CoreLogic reports that December saw yet another acceleration in home price increases. The company's Home Price Index (HPI) rose 9.2 percent on an annual basis. The increase in November was 8.2 percent. The month-over-month change, 1.1 percent, was also greater than the increase from October to November, 1.0 percent.
CoreLogic says the December data means the housing market closed out the year with the highest annual price gain since February 2014, far exceeding expectations. Other than a "blip" in April reflecting the initial shock of the pandemic, home-purchase demand surged as record-low mortgage rates persuaded first-time homebuyers to enter the market. COVID-19, however, did serve to damp down the supply of homes. Inventories dropped, on average, 24 percent below 2019 levels as homeowners delayed selling.
The combination of these factors led to significant price growth during the year. The monthly year-over-year gains from 2019 averaged 5.7 percent compared to 3.8 percent in 2019. The company added that the severe shortage of for-sale homes, may foster rising affordability concerns and result in some prospective buyers being priced out of the market in 2021.
Frank Martell, the company's president and CEO said, "At the start of the pandemic, many braced for a Great Recession-era collapse of the housing market. However, market conditions leading into the crisis - namely low home supply, desire for more space and millennial demand - amplified the rapid acceleration of home prices."
None of the states suffered price declines in December.

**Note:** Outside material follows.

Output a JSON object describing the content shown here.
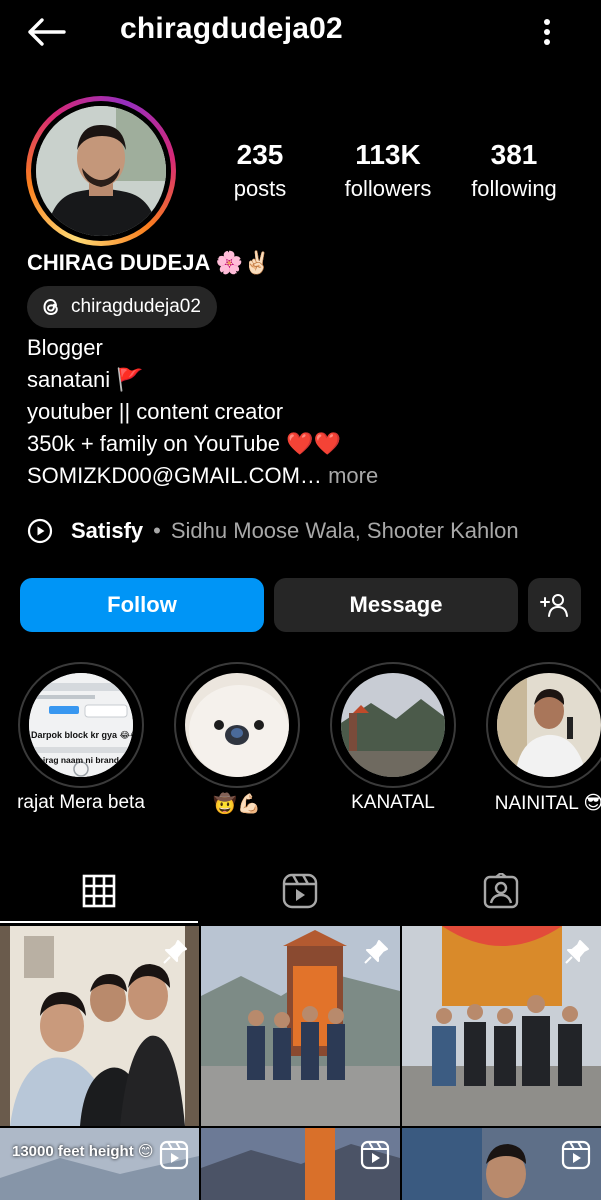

The highest annual increases were in Idaho (19.1 percent), Indiana (16.1 percent), and Maine (15.2 percent). All top 10 metros saw home prices surpassing 2019 levels.
CoreLogic is forecasting that its HPI will increase on a month-over-month basis by 0.2 percent from December 2020 to January 2021. The annual increase for the 12 months that will end December 2021 is projected at 2.9 percent.
CoreLogic's chief economists Frank Nothaft said, "Two record lows are fueling home price gains: for-sale inventory and mortgage rates. Prospective sellers with flexible timetables have opted to delay listing their home until the pandemic fades or they are vaccinated. We can expect more inventory to come available in the second half of the year, leading to slowing in price growth toward year-end."